[Task]: Without any pictures, copy the records below once more, exactly as they are.
====== Supplied entries ======
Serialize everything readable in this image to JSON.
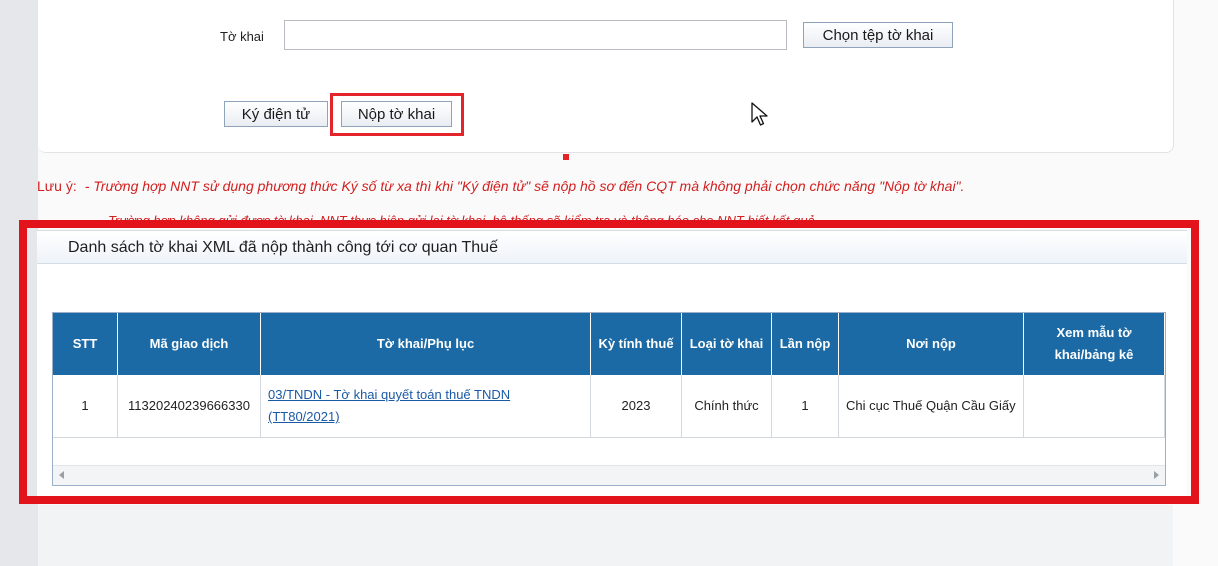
{
  "form": {
    "tokhai_label": "Tờ khai",
    "tokhai_value": "",
    "choose_file_label": "Chọn tệp tờ khai",
    "sign_label": "Ký điện tử",
    "submit_label": "Nộp tờ khai"
  },
  "note": {
    "label": "Lưu ý:",
    "line1": "- Trường hợp NNT sử dụng phương thức Ký số từ xa thì khi \"Ký điện tử\" sẽ nộp hồ sơ đến CQT mà không phải chọn chức năng \"Nộp tờ khai\".",
    "line2": "- Trường hợp không gửi được tờ khai, NNT thực hiện gửi lại tờ khai, hệ thống sẽ kiểm tra và thông báo cho NNT biết kết quả."
  },
  "list": {
    "title": "Danh sách tờ khai XML đã nộp thành công tới cơ quan Thuế",
    "columns": [
      "STT",
      "Mã giao dịch",
      "Tờ khai/Phụ lục",
      "Kỳ tính thuế",
      "Loại tờ khai",
      "Lần nộp",
      "Nơi nộp",
      "Xem mẫu tờ khai/bảng kê"
    ],
    "rows": [
      {
        "stt": "1",
        "ma_giao_dich": "11320240239666330",
        "to_khai": "03/TNDN - Tờ khai quyết toán thuế TNDN (TT80/2021)",
        "ky_tinh_thue": "2023",
        "loai_to_khai": "Chính thức",
        "lan_nop": "1",
        "noi_nop": "Chi cục Thuế Quận Cầu Giấy",
        "xem_mau": ""
      }
    ]
  },
  "colors": {
    "accent_red": "#e3131b",
    "table_header": "#1b6aa5",
    "link": "#1b5aa6",
    "note_red": "#d21f1f"
  },
  "icons": {
    "cursor": "mouse-pointer-icon",
    "scroll_left": "arrow-left-icon",
    "scroll_right": "arrow-right-icon"
  }
}
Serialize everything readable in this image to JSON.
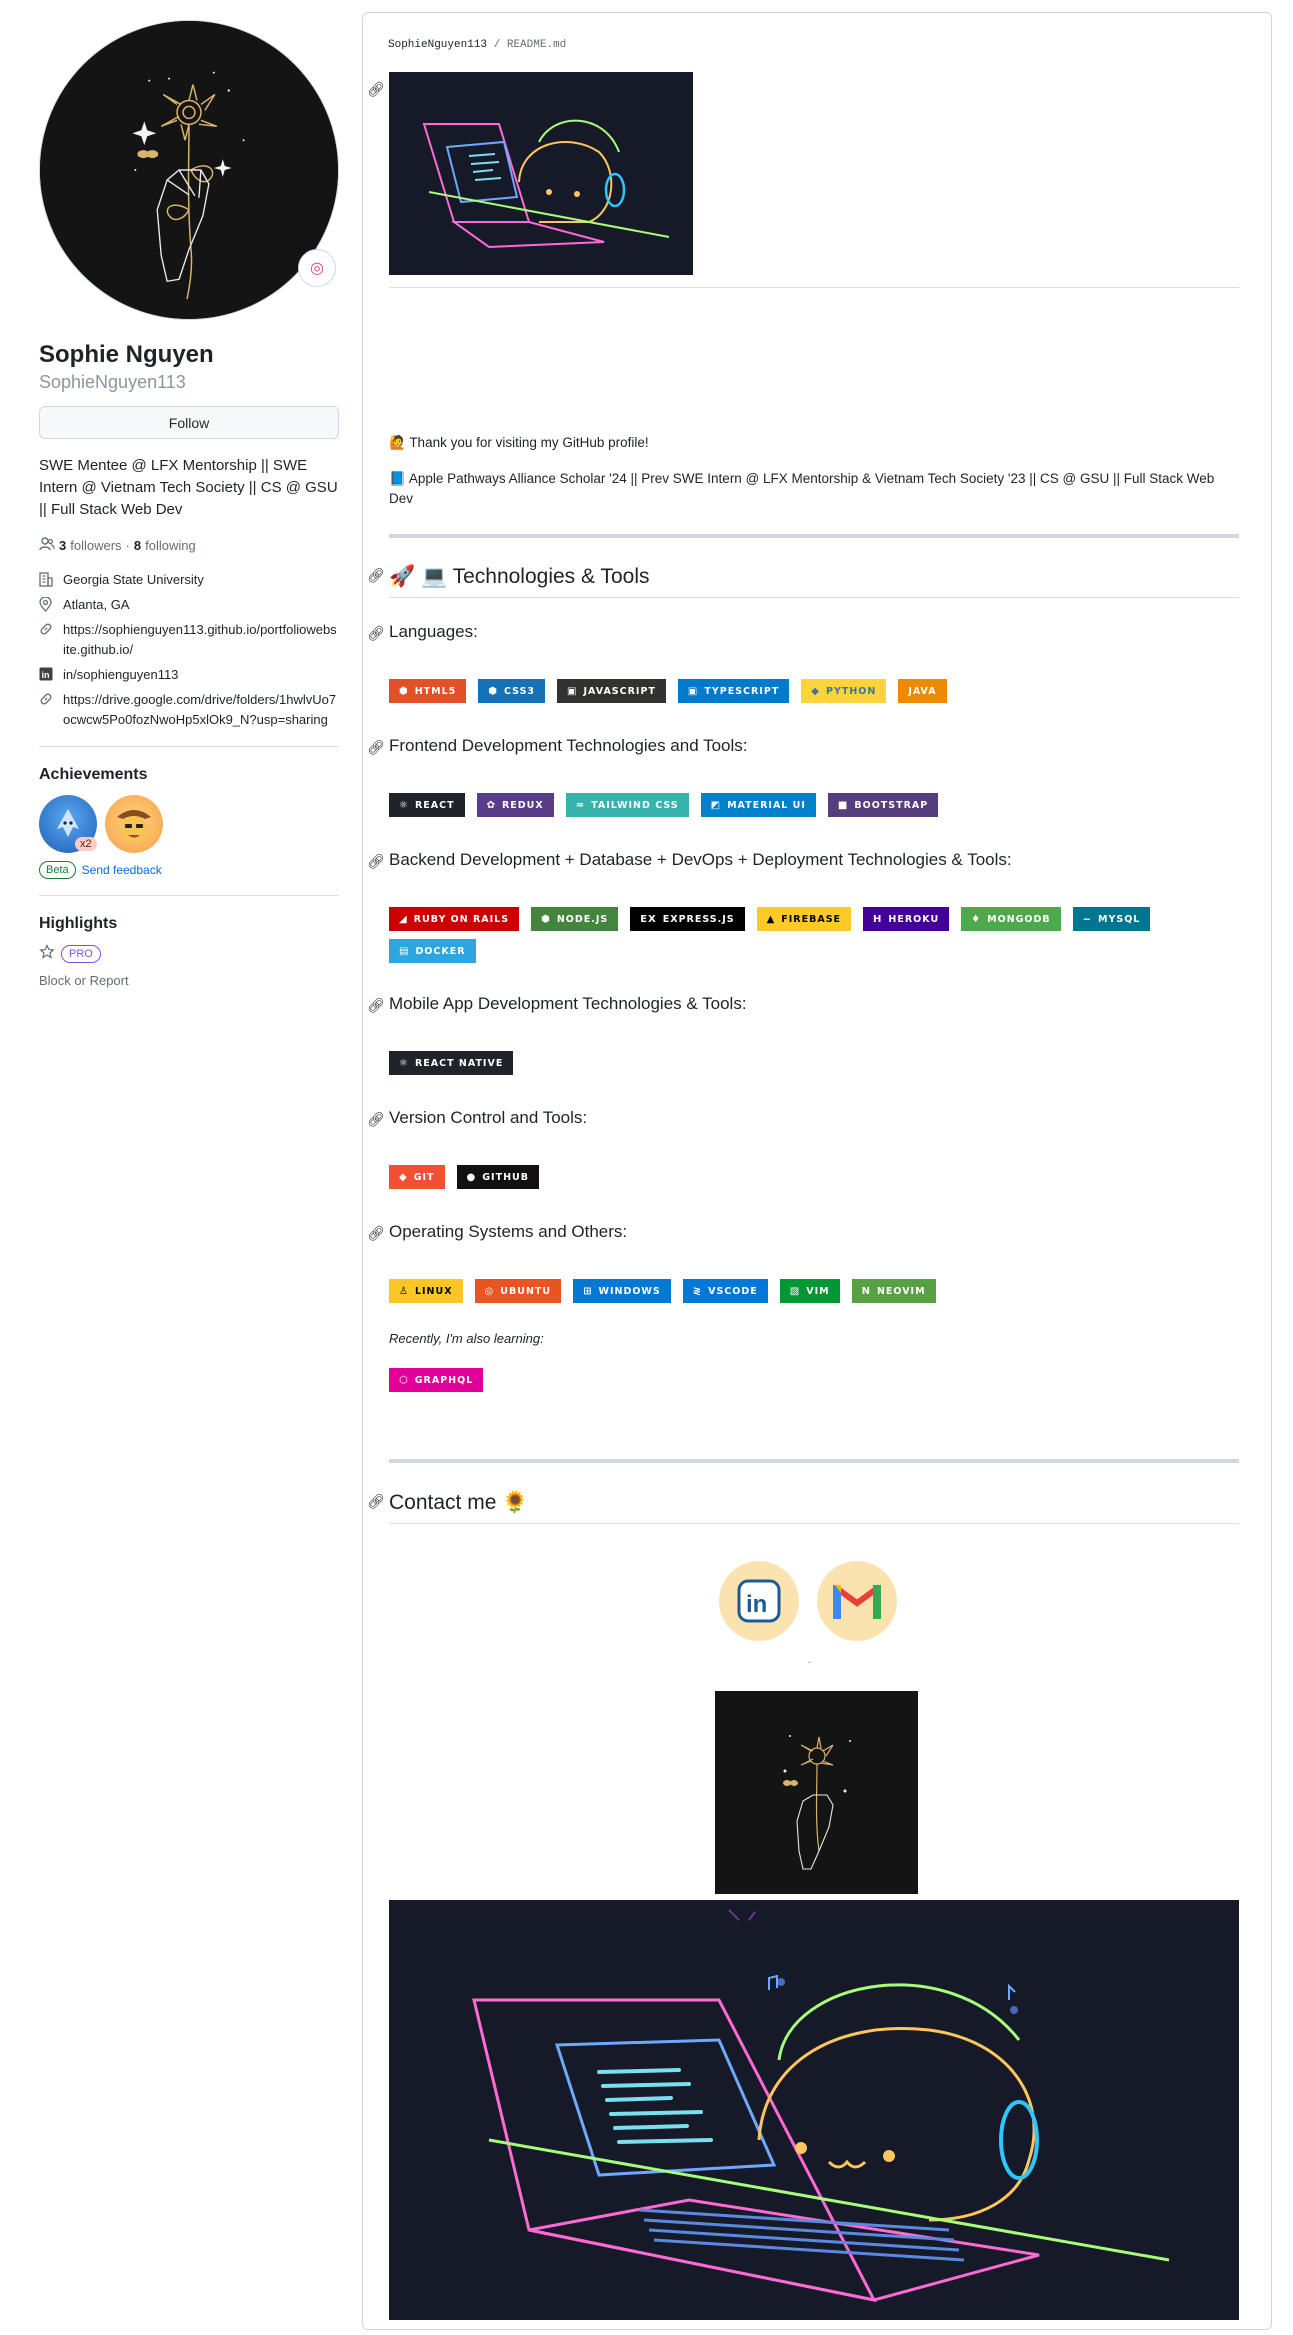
{
  "profile": {
    "name": "Sophie Nguyen",
    "login": "SophieNguyen113",
    "follow_label": "Follow",
    "bio": "SWE Mentee @ LFX Mentorship || SWE Intern @ Vietnam Tech Society || CS @ GSU || Full Stack Web Dev",
    "followers_count": "3",
    "followers_label": "followers",
    "separator": "·",
    "following_count": "8",
    "following_label": "following",
    "details": {
      "org": "Georgia State University",
      "location": "Atlanta, GA",
      "website": "https://sophienguyen113.github.io/portfoliowebsite.github.io/",
      "linkedin": "in/sophienguyen113",
      "drive": "https://drive.google.com/drive/folders/1hwlvUo7ocwcw5Po0fozNwoHp5xlOk9_N?usp=sharing"
    },
    "achievements_title": "Achievements",
    "achievement_multiplier": "x2",
    "beta_label": "Beta",
    "feedback_label": "Send feedback",
    "highlights_title": "Highlights",
    "pro_label": "PRO",
    "block_label": "Block or Report"
  },
  "readme": {
    "owner": "SophieNguyen113",
    "slash": "/",
    "file": "README.md",
    "thanks": "🙋 Thank you for visiting my GitHub profile!",
    "bio_line": "📘 Apple Pathways Alliance Scholar '24 || Prev SWE Intern @ LFX Mentorship & Vietnam Tech Society '23 || CS @ GSU || Full Stack Web Dev",
    "tech_heading": "🚀 💻 Technologies & Tools",
    "sections": {
      "languages": "Languages:",
      "frontend": "Frontend Development Technologies and Tools:",
      "backend": "Backend Development + Database + DevOps + Deployment Technologies & Tools:",
      "mobile": "Mobile App Development Technologies & Tools:",
      "vcs": "Version Control and Tools:",
      "os": "Operating Systems and Others:"
    },
    "learning": "Recently, I'm also learning:",
    "contact_heading": "Contact me 🌻",
    "badges": {
      "languages": [
        {
          "label": "HTML5",
          "color": "#e34f26",
          "icon": "html5-icon",
          "glyph": "⬢"
        },
        {
          "label": "CSS3",
          "color": "#1572b6",
          "icon": "css3-icon",
          "glyph": "⬢"
        },
        {
          "label": "JAVASCRIPT",
          "color": "#323330",
          "icon": "javascript-icon",
          "glyph": "▣"
        },
        {
          "label": "TYPESCRIPT",
          "color": "#007acc",
          "icon": "typescript-icon",
          "glyph": "▣"
        },
        {
          "label": "PYTHON",
          "color": "#ffd43b",
          "icon": "python-icon",
          "glyph": "◆",
          "text": "#3776ab"
        },
        {
          "label": "JAVA",
          "color": "#ed8b00",
          "icon": "java-icon",
          "glyph": ""
        }
      ],
      "frontend": [
        {
          "label": "REACT",
          "color": "#20232a",
          "icon": "react-icon",
          "glyph": "⚛"
        },
        {
          "label": "REDUX",
          "color": "#593d88",
          "icon": "redux-icon",
          "glyph": "✿"
        },
        {
          "label": "TAILWIND CSS",
          "color": "#38b2ac",
          "icon": "tailwind-icon",
          "glyph": "≈"
        },
        {
          "label": "MATERIAL UI",
          "color": "#0081cb",
          "icon": "material-ui-icon",
          "glyph": "◩"
        },
        {
          "label": "BOOTSTRAP",
          "color": "#563d7c",
          "icon": "bootstrap-icon",
          "glyph": "■"
        }
      ],
      "backend": [
        {
          "label": "RUBY ON RAILS",
          "color": "#cc0000",
          "icon": "rails-icon",
          "glyph": "◢"
        },
        {
          "label": "NODE.JS",
          "color": "#43853d",
          "icon": "nodejs-icon",
          "glyph": "⬢"
        },
        {
          "label": "EXPRESS.JS",
          "color": "#000000",
          "icon": "express-icon",
          "glyph": "ex"
        },
        {
          "label": "FIREBASE",
          "color": "#ffca28",
          "icon": "firebase-icon",
          "glyph": "▲",
          "text": "#000000"
        },
        {
          "label": "HEROKU",
          "color": "#430098",
          "icon": "heroku-icon",
          "glyph": "H"
        },
        {
          "label": "MONGODB",
          "color": "#4ea94b",
          "icon": "mongodb-icon",
          "glyph": "♦"
        },
        {
          "label": "MYSQL",
          "color": "#00758f",
          "icon": "mysql-icon",
          "glyph": "~"
        },
        {
          "label": "DOCKER",
          "color": "#2ca5e0",
          "icon": "docker-icon",
          "glyph": "▤"
        }
      ],
      "mobile": [
        {
          "label": "REACT NATIVE",
          "color": "#20232a",
          "icon": "react-native-icon",
          "glyph": "⚛"
        }
      ],
      "vcs": [
        {
          "label": "GIT",
          "color": "#f05033",
          "icon": "git-icon",
          "glyph": "◆"
        },
        {
          "label": "GITHUB",
          "color": "#121011",
          "icon": "github-icon",
          "glyph": "●"
        }
      ],
      "os": [
        {
          "label": "LINUX",
          "color": "#fcc624",
          "icon": "linux-icon",
          "glyph": "♙",
          "text": "#000000"
        },
        {
          "label": "UBUNTU",
          "color": "#e95420",
          "icon": "ubuntu-icon",
          "glyph": "◎"
        },
        {
          "label": "WINDOWS",
          "color": "#0078d6",
          "icon": "windows-icon",
          "glyph": "⊞"
        },
        {
          "label": "VSCODE",
          "color": "#0078d7",
          "icon": "vscode-icon",
          "glyph": "≷"
        },
        {
          "label": "VIM",
          "color": "#019733",
          "icon": "vim-icon",
          "glyph": "▧"
        },
        {
          "label": "NEOVIM",
          "color": "#57a143",
          "icon": "neovim-icon",
          "glyph": "N"
        }
      ],
      "learning": [
        {
          "label": "GRAPHQL",
          "color": "#e10098",
          "icon": "graphql-icon",
          "glyph": "⬡"
        }
      ]
    }
  }
}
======
[Completed exercise]:
Serialize everything readable in this image to JSON.
{
  "form": {
    "tokhai_label": "Tờ khai",
    "tokhai_value": "",
    "choose_file_label": "Chọn tệp tờ khai",
    "sign_label": "Ký điện tử",
    "submit_label": "Nộp tờ khai"
  },
  "note": {
    "label": "Lưu ý:",
    "line1": "- Trường hợp NNT sử dụng phương thức Ký số từ xa thì khi \"Ký điện tử\" sẽ nộp hồ sơ đến CQT mà không phải chọn chức năng \"Nộp tờ khai\".",
    "line2": "- Trường hợp không gửi được tờ khai, NNT thực hiện gửi lại tờ khai, hệ thống sẽ kiểm tra và thông báo cho NNT biết kết quả."
  },
  "list": {
    "title": "Danh sách tờ khai XML đã nộp thành công tới cơ quan Thuế",
    "columns": [
      "STT",
      "Mã giao dịch",
      "Tờ khai/Phụ lục",
      "Kỳ tính thuế",
      "Loại tờ khai",
      "Lần nộp",
      "Nơi nộp",
      "Xem mẫu tờ khai/bảng kê"
    ],
    "rows": [
      {
        "stt": "1",
        "ma_giao_dich": "11320240239666330",
        "to_khai": "03/TNDN - Tờ khai quyết toán thuế TNDN (TT80/2021)",
        "ky_tinh_thue": "2023",
        "loai_to_khai": "Chính thức",
        "lan_nop": "1",
        "noi_nop": "Chi cục Thuế Quận Cầu Giấy",
        "xem_mau": ""
      }
    ]
  },
  "colors": {
    "accent_red": "#e3131b",
    "table_header": "#1b6aa5",
    "link": "#1b5aa6",
    "note_red": "#d21f1f"
  },
  "icons": {
    "cursor": "mouse-pointer-icon",
    "scroll_left": "arrow-left-icon",
    "scroll_right": "arrow-right-icon"
  }
}
Serialize everything readable in this image to JSON.
{
  "profile": {
    "name": "Sophie Nguyen",
    "login": "SophieNguyen113",
    "follow_label": "Follow",
    "bio": "SWE Mentee @ LFX Mentorship || SWE Intern @ Vietnam Tech Society || CS @ GSU || Full Stack Web Dev",
    "followers_count": "3",
    "followers_label": "followers",
    "separator": "·",
    "following_count": "8",
    "following_label": "following",
    "details": {
      "org": "Georgia State University",
      "location": "Atlanta, GA",
      "website": "https://sophienguyen113.github.io/portfoliowebsite.github.io/",
      "linkedin": "in/sophienguyen113",
      "drive": "https://drive.google.com/drive/folders/1hwlvUo7ocwcw5Po0fozNwoHp5xlOk9_N?usp=sharing"
    },
    "achievements_title": "Achievements",
    "achievement_multiplier": "x2",
    "beta_label": "Beta",
    "feedback_label": "Send feedback",
    "highlights_title": "Highlights",
    "pro_label": "PRO",
    "block_label": "Block or Report"
  },
  "readme": {
    "owner": "SophieNguyen113",
    "slash": "/",
    "file": "README.md",
    "thanks": "🙋 Thank you for visiting my GitHub profile!",
    "bio_line": "📘 Apple Pathways Alliance Scholar '24 || Prev SWE Intern @ LFX Mentorship & Vietnam Tech Society '23 || CS @ GSU || Full Stack Web Dev",
    "tech_heading": "🚀 💻 Technologies & Tools",
    "sections": {
      "languages": "Languages:",
      "frontend": "Frontend Development Technologies and Tools:",
      "backend": "Backend Development + Database + DevOps + Deployment Technologies & Tools:",
      "mobile": "Mobile App Development Technologies & Tools:",
      "vcs": "Version Control and Tools:",
      "os": "Operating Systems and Others:"
    },
    "learning": "Recently, I'm also learning:",
    "contact_heading": "Contact me 🌻",
    "badges": {
      "languages": [
        {
          "label": "HTML5",
          "color": "#e34f26",
          "icon": "html5-icon",
          "glyph": "⬢"
        },
        {
          "label": "CSS3",
          "color": "#1572b6",
          "icon": "css3-icon",
          "glyph": "⬢"
        },
        {
          "label": "JAVASCRIPT",
          "color": "#323330",
          "icon": "javascript-icon",
          "glyph": "▣"
        },
        {
          "label": "TYPESCRIPT",
          "color": "#007acc",
          "icon": "typescript-icon",
          "glyph": "▣"
        },
        {
          "label": "PYTHON",
          "color": "#ffd43b",
          "icon": "python-icon",
          "glyph": "◆",
          "text": "#3776ab"
        },
        {
          "label": "JAVA",
          "color": "#ed8b00",
          "icon": "java-icon",
          "glyph": ""
        }
      ],
      "frontend": [
        {
          "label": "REACT",
          "color": "#20232a",
          "icon": "react-icon",
          "glyph": "⚛"
        },
        {
          "label": "REDUX",
          "color": "#593d88",
          "icon": "redux-icon",
          "glyph": "✿"
        },
        {
          "label": "TAILWIND CSS",
          "color": "#38b2ac",
          "icon": "tailwind-icon",
          "glyph": "≈"
        },
        {
          "label": "MATERIAL UI",
          "color": "#0081cb",
          "icon": "material-ui-icon",
          "glyph": "◩"
        },
        {
          "label": "BOOTSTRAP",
          "color": "#563d7c",
          "icon": "bootstrap-icon",
          "glyph": "■"
        }
      ],
      "backend": [
        {
          "label": "RUBY ON RAILS",
          "color": "#cc0000",
          "icon": "rails-icon",
          "glyph": "◢"
        },
        {
          "label": "NODE.JS",
          "color": "#43853d",
          "icon": "nodejs-icon",
          "glyph": "⬢"
        },
        {
          "label": "EXPRESS.JS",
          "color": "#000000",
          "icon": "express-icon",
          "glyph": "ex"
        },
        {
          "label": "FIREBASE",
          "color": "#ffca28",
          "icon": "firebase-icon",
          "glyph": "▲",
          "text": "#000000"
        },
        {
          "label": "HEROKU",
          "color": "#430098",
          "icon": "heroku-icon",
          "glyph": "H"
        },
        {
          "label": "MONGODB",
          "color": "#4ea94b",
          "icon": "mongodb-icon",
          "glyph": "♦"
        },
        {
          "label": "MYSQL",
          "color": "#00758f",
          "icon": "mysql-icon",
          "glyph": "~"
        },
        {
          "label": "DOCKER",
          "color": "#2ca5e0",
          "icon": "docker-icon",
          "glyph": "▤"
        }
      ],
      "mobile": [
        {
          "label": "REACT NATIVE",
          "color": "#20232a",
          "icon": "react-native-icon",
          "glyph": "⚛"
        }
      ],
      "vcs": [
        {
          "label": "GIT",
          "color": "#f05033",
          "icon": "git-icon",
          "glyph": "◆"
        },
        {
          "label": "GITHUB",
          "color": "#121011",
          "icon": "github-icon",
          "glyph": "●"
        }
      ],
      "os": [
        {
          "label": "LINUX",
          "color": "#fcc624",
          "icon": "linux-icon",
          "glyph": "♙",
          "text": "#000000"
        },
        {
          "label": "UBUNTU",
          "color": "#e95420",
          "icon": "ubuntu-icon",
          "glyph": "◎"
        },
        {
          "label": "WINDOWS",
          "color": "#0078d6",
          "icon": "windows-icon",
          "glyph": "⊞"
        },
        {
          "label": "VSCODE",
          "color": "#0078d7",
          "icon": "vscode-icon",
          "glyph": "≷"
        },
        {
          "label": "VIM",
          "color": "#019733",
          "icon": "vim-icon",
          "glyph": "▧"
        },
        {
          "label": "NEOVIM",
          "color": "#57a143",
          "icon": "neovim-icon",
          "glyph": "N"
        }
      ],
      "learning": [
        {
          "label": "GRAPHQL",
          "color": "#e10098",
          "icon": "graphql-icon",
          "glyph": "⬡"
        }
      ]
    }
  }
}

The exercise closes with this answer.